Major construction firm Porter Davis Homes Group has collapsed into liquidation on Friday putting at risk more than 1,700 unfinished homes in Queensland and Victoria.
PDH Group will cease trading and all construction work immediately, leaving homeowners stranded with no clear answers as to if or when their houses will be completed.
At present there are more than 1,500 affected homes in Victoria with a further 200 in Queensland.
The group also has 779 signed contracts with customers where work has yet to begin.
PDH Group’s board of directors expressed “regret” for the company’s failure, but stressed they were “hopeful that a solution could be found to support Porter Davis customers in completing their homes.”
Said Jahani, Matt Byrnes and Cameron Crichton of Grant Thornton Australia were appointed liquidators of 14 companies in PDH Group, but the liquidation does not include Englehart Homes which will continue to operate in its own right.
A spokesperson for Grant Thornton said investigations into the collapse were ongoing, but pointed to challenging operating conditions as a major factor.
“The extremely challenging environment for residential home building has directly contributed to the PDH Group’s financial position, with rising input costs, supply chain delays, labour shortages, and a drop in demand for new homes in 2023 impacting the Group’s liquidity,” they said.
“Notwithstanding the financial support from shareholders and lenders, the Group has exhausted options to secure the further funding required to allow Porter Davis to continue to operate viably, and the Directors were left with no option but to place the companies into liquidation.”
PHD Group employed 470 employees, with 410 made redundant amid the liquidation and 60 remaining to assist the liquidators in exploring options for parts of the group.
“Employees will be able to register claims with the Fair Entitlements Guarantee Scheme, a government safety net for employee entitlements,” Mr Byrnes told SkyNews.com.au.
Mr Byrnes also revealed discussions were underway with “a number of parties” about potentially transferring some contracts to a new builder or builders.
“These discussions are ongoing,” he said.
The news comes amid a concerning run of collapses in the Australian construction sector.

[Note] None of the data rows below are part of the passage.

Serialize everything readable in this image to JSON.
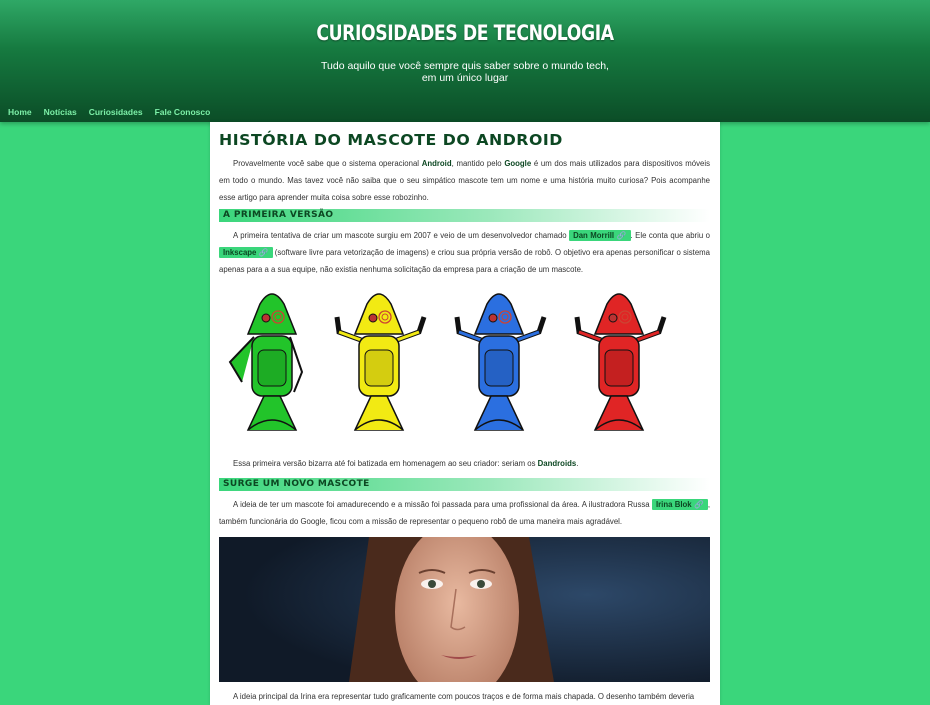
{
  "header": {
    "title": "CURIOSIDADES DE TECNOLOGIA",
    "subtitle": "Tudo aquilo que você sempre quis saber sobre o mundo tech, em um único lugar"
  },
  "nav": {
    "items": [
      "Home",
      "Notícias",
      "Curiosidades",
      "Fale Conosco"
    ]
  },
  "article": {
    "title": "HISTÓRIA DO MASCOTE DO ANDROID",
    "intro": {
      "t1": "Provavelmente você sabe que o sistema operacional ",
      "b1": "Android",
      "t2": ", mantido pelo ",
      "b2": "Google",
      "t3": " é um dos mais utilizados para dispositivos móveis em todo o mundo. Mas tavez você não saiba que o seu simpático mascote tem um nome e uma história muito curiosa? Pois acompanhe esse artigo para aprender muita coisa sobre esse robozinho."
    },
    "section1": {
      "heading": "A PRIMEIRA VERSÃO",
      "t1": "A primeira tentativa de criar um mascote surgiu em 2007 e veio de um desenvolvedor chamado ",
      "link1": "Dan Morrill 🔗",
      "t2": ". Ele conta que abriu o ",
      "link2": "Inkscape 🔗",
      "t3": " (software livre para vetorização de imagens) e criou sua própria versão de robô. O objetivo era apenas personificar o sistema apenas para a a sua equipe, não existia nenhuma solicitação da empresa para a criação de um mascote.",
      "caption_t": "Essa primeira versão bizarra até foi batizada em homenagem ao seu criador: seriam os ",
      "caption_b": "Dandroids",
      "caption_end": "."
    },
    "section2": {
      "heading": "SURGE UM NOVO MASCOTE",
      "t1": "A ideia de ter um mascote foi amadurecendo e a missão foi passada para uma profissional da área. A ilustradora Russa ",
      "link1": "Irina Blok 🔗",
      "t2": ", também funcionária do Google, ficou com a missão de representar o pequeno robô de uma maneira mais agradável.",
      "t3": "A ideia principal da Irina era representar tudo graficamente com poucos traços e de forma mais chapada. O desenho também deveria"
    },
    "robot_colors": [
      "#22c42a",
      "#f2ea13",
      "#2b6fe0",
      "#e02525"
    ]
  }
}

Several large firms folded in the final months of 2022, including giant ProBuild as well as ConDev and Oracle, amid soaring materials costs and a softening housing market.
Recent data from the Australian Bureau of Statistics shows approvals for building private homes are at their lowest level since June 2012, with total dwellings approvals falling 27.6 per cent in January.
First home buyer loans trended downward at the start of the year, falling 8.1 per cent to their lowest point in five years.
The decline in both the number of homes being built and the number being bought speaks to a market which has become increasingly depressed by rising inflation and interest rates.
Mr Byrnes told the Australian Financial Review the industry had seen a “dramatic fall” in demand accompanying the worsening conditions and compounded by the end of government incentives such as the HomeBuilder scheme.
“If we go back 12 to 18 months, the economy was ticking along well and confidence was strong. Incentives were there in the market for home buyers. All those things probably contributed to stronger demand,” he said.
“Was there a pull forward? There was possibly an element of that. But there has been a dramatic fall away in the pipeline and in new home sales this year – probably more so than the industry expected.”
His comments suggest further collapses may still be on the horizon.